  • In the iconic Russian TV series Brigada, the main character's gang gets into a conflict with a Vor who tries to bring them under his patronage.
  • Vory feature in the film Eastern Promises.
  • One of the main plots of the 3rd season of the French TV series Braquo heavily involves Vor of multiple origins (Turk, Armenian, Georgian...).
  • Russian prison fighter Yuri Boyka of Undisputed II: Last Man Standing and Undisputed III: Redemption sports several Vor tattoos.

See also[edit]

Notes[edit]

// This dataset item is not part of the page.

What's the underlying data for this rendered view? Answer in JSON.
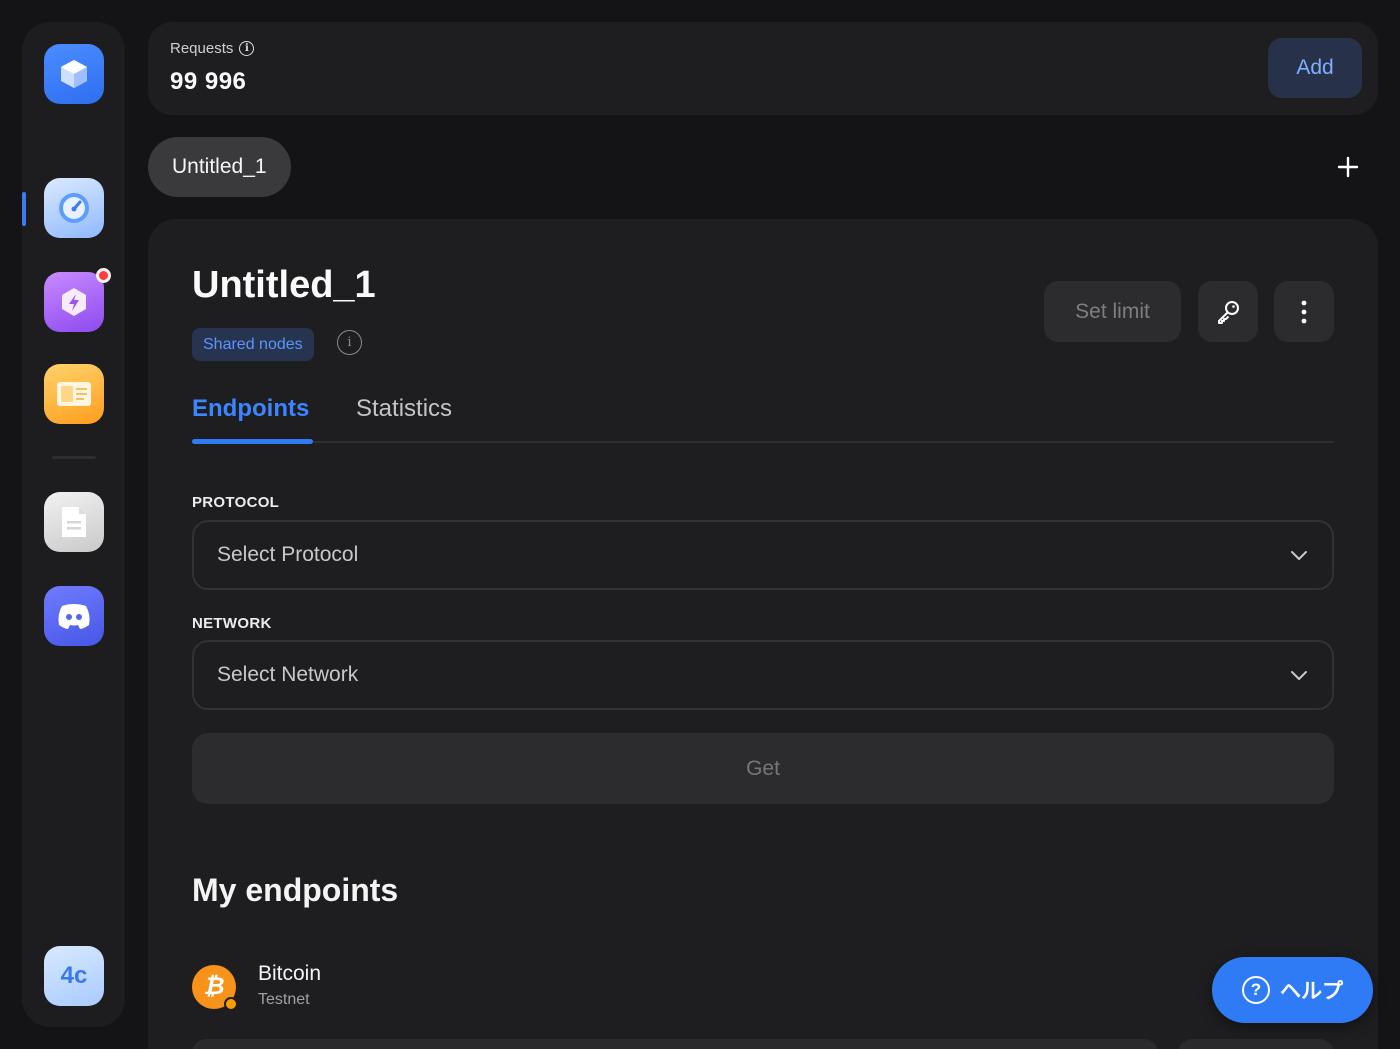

  1. ^ a b c d e f g h i j k l Michael Schwirtz (29 July 2008). "Vory v Zakone has hallowed place in Russian criminal lore". International Herald Tribune. Retrieved 3 September 2013.
  2. ^ Treasury Imposes Sanctions On Key Members Of The Yakuza And Brothers’ Circle Criminal Organizations
  3. ^ Gurov, A. I. (1990). Professional Crime Past and Present. Moscow: Iuridicheskaia Literatura.
  4. ^ The Gulag Archipelago, by Aleksandr Solzhenitsyn (1973)
  5. ^ Adam Przechrzta (2011-07-21). ""Wory w zakonie", rosyjskie więzienia i tatuaże". Konflikty.pl.
  6. ^ ""Tariel Oniani's case" has united Moscow and Tbilisi". Georgia Times. June 16, 2009. Retrieved 3 September 2013.
  7. ^ http://www.primecrime.ru/news/2006-04-14_3162 | Hikmet "Sabirabadsky" Mukhtarov
  8. ^ SCHWIRTZ, MICHAEL (October 13, 2009). "For a Departed Mobster, Wreaths and Roses but No Tears". New York Times. Retrieved 3 September 2013.
  9. ^ SCHWIRTZ, MICHAEL (October 13, 2009). "The Shulaya Enterprise Organised Crime Bust in New York". Retrieved 3 September 2013.

References[edit]

  • Gurov, A. I. (1990). Professional Crime Past and Present. Moscow: Iuridicheskaia Literatura.
  • Fikenauer, James O; Waring, Elin J. (1998). Russian Mafia in America: Immigration Culture and Crime. Boston: Northeastern University Press. ISBN 1-55553-374-4.
  • Finkelstein, Leonid (2001). THE RUSSIAN LEXICON, 2001. London: Prism Volume: 7 Issue: 3.

External links[edit]